Through the process of applying for Social Security disability benefits, applicants will be required to complete various forms to the Social Security Administration (SSA). There are forms that ask for information about medical treatment and providers. The SSA wants this information in order to determine if the applicant is receiving treatment for disabling conditions and to obtain records from these facilities. The SSA will also ask applicants to complete a form that asks a series of questions about their symptoms and the manner in which their disability(ies) interfere with daily life. This form is intended to allow the applicant to describe in their own words the impact of their disability. Additionally, the Social Security Administration will ask you to complete a questionnaire regarding your work history.
The reason that the SSA wants to know about past work is because most disability cases hinge in part on the applicant’s ability to perform their past work. The SSA will look at work that was performed in the last 15 years at “substantial gainful activity” level. In many instances, the applicant will also need to show that they cannot perform other types of work as well. For example, if the applicant is less than 50 years of age, they will generally need to show not only that they cannot perform their past work, but that they are unable to perform any work available in the national economy on a full-time basis. Other posts in our blog series go into greater detail about what are known as the Social Security “grid rules” that incorporate one’s age, educational background, and work experience into the SSA’s decision making process.
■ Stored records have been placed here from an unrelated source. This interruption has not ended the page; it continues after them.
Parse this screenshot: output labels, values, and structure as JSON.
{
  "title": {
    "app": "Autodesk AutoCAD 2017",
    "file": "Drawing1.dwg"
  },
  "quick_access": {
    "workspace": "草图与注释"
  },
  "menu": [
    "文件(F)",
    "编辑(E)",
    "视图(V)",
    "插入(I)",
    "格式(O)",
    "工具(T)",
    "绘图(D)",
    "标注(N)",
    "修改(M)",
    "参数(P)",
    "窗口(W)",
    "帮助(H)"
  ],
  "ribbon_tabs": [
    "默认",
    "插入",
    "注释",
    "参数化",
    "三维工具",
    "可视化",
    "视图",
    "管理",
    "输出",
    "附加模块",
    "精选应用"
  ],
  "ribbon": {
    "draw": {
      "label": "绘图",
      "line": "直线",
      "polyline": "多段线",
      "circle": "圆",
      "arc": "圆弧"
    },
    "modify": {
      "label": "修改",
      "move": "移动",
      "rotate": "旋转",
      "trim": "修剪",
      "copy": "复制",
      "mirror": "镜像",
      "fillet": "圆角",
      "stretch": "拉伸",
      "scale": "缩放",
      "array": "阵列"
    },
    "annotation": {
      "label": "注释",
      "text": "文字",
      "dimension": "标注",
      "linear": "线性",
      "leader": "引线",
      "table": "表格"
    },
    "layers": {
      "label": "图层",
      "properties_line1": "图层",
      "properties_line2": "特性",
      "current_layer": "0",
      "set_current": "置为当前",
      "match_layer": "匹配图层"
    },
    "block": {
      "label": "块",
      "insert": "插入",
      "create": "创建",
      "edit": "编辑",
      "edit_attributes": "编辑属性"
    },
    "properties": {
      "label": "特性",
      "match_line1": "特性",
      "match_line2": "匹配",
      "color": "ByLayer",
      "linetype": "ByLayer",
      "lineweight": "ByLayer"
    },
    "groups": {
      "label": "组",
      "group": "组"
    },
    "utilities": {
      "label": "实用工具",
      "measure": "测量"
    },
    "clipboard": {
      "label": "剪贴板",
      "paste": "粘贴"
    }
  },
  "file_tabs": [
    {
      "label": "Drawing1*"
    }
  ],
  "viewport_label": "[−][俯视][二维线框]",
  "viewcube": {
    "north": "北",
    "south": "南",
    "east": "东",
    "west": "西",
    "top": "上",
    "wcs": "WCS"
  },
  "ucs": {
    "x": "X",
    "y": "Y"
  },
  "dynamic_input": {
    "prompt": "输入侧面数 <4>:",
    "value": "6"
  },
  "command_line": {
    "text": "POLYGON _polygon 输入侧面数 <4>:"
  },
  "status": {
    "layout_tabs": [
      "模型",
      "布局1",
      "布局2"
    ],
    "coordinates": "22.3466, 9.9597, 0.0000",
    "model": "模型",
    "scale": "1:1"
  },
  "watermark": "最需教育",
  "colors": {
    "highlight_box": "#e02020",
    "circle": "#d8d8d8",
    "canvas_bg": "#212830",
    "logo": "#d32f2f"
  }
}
The work history questionnaire will ask the applicant to describe each job, as well as indicate the degree of walking, standing, sitting, and handling that was required. The questionnaire also asks about the amount of weight that was lifted at the job. The questionnaire also asks whether you were a supervisor and whether you were able to hire and fire other employees. It is very important to answer these questions accurately. Some judges will not allow testimony by the applicant about past work that differs from the answers that were submitted in response to the work history report. Therefore, it is very important that you fully convey the degree of physicality as well as skill that went into your past work.